_WHAT THE EXERCISE ASKS:_ Look through the records below, and whenever a line contains "title", copy it.

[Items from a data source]
Segment Open

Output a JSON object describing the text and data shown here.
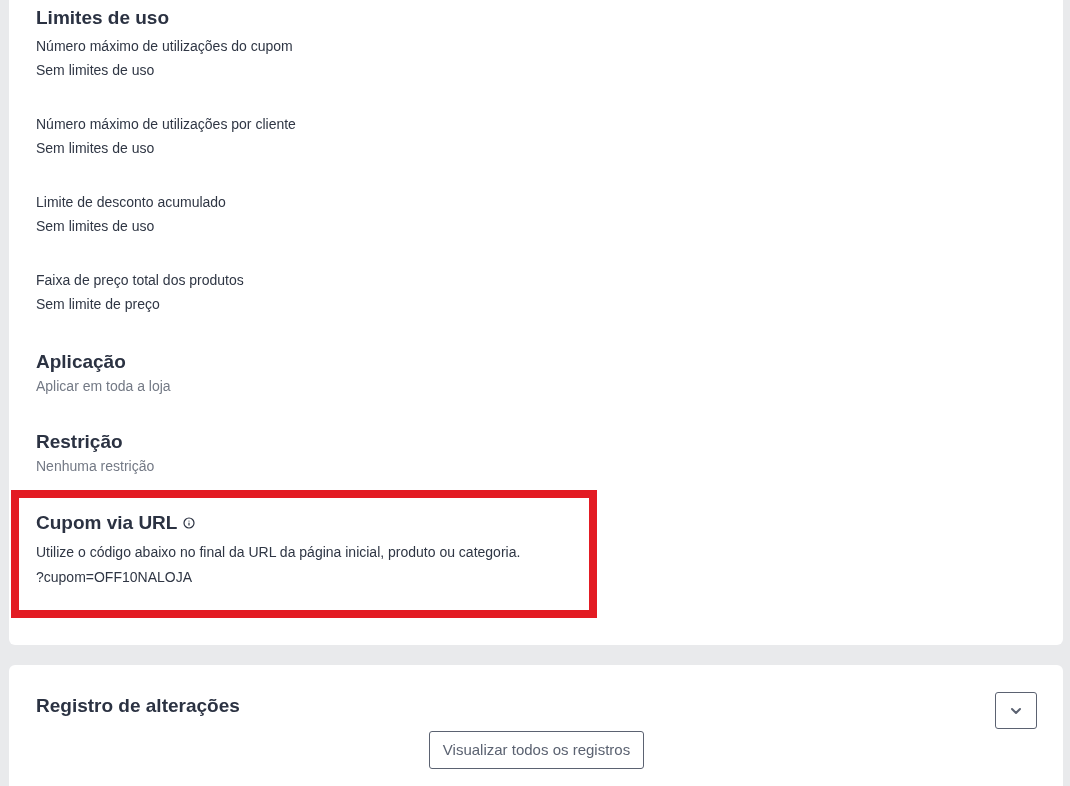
{
  "sections": [
    {
      "kind": "limits",
      "title": "Limites de uso",
      "highlighted": false,
      "items": [
        {
          "label": "Número máximo de utilizações do cupom",
          "value": "Sem limites de uso"
        },
        {
          "label": "Número máximo de utilizações por cliente",
          "value": "Sem limites de uso"
        },
        {
          "label": "Limite de desconto acumulado",
          "value": "Sem limites de uso"
        },
        {
          "label": "Faixa de preço total dos produtos",
          "value": "Sem limite de preço"
        }
      ]
    },
    {
      "kind": "summary",
      "title": "Aplicação",
      "value": "Aplicar em toda a loja",
      "highlighted": false
    },
    {
      "kind": "summary",
      "title": "Restrição",
      "value": "Nenhuma restrição",
      "highlighted": false
    },
    {
      "kind": "url_coupon",
      "title": "Cupom via URL",
      "description": "Utilize o código abaixo no final da URL da página inicial, produto ou categoria.",
      "code": "?cupom=OFF10NALOJA",
      "highlighted": true
    }
  ],
  "change_log": {
    "title": "Registro de alterações",
    "expanded": false,
    "view_all_button": "Visualizar todos os registros"
  }
}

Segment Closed

_ANSWER TO THIS PROBLEM:_
      "title": "Limites de uso",
      "title": "Aplicação",
      "title": "Restrição",
      "title": "Cupom via URL",
    "title": "Registro de alterações",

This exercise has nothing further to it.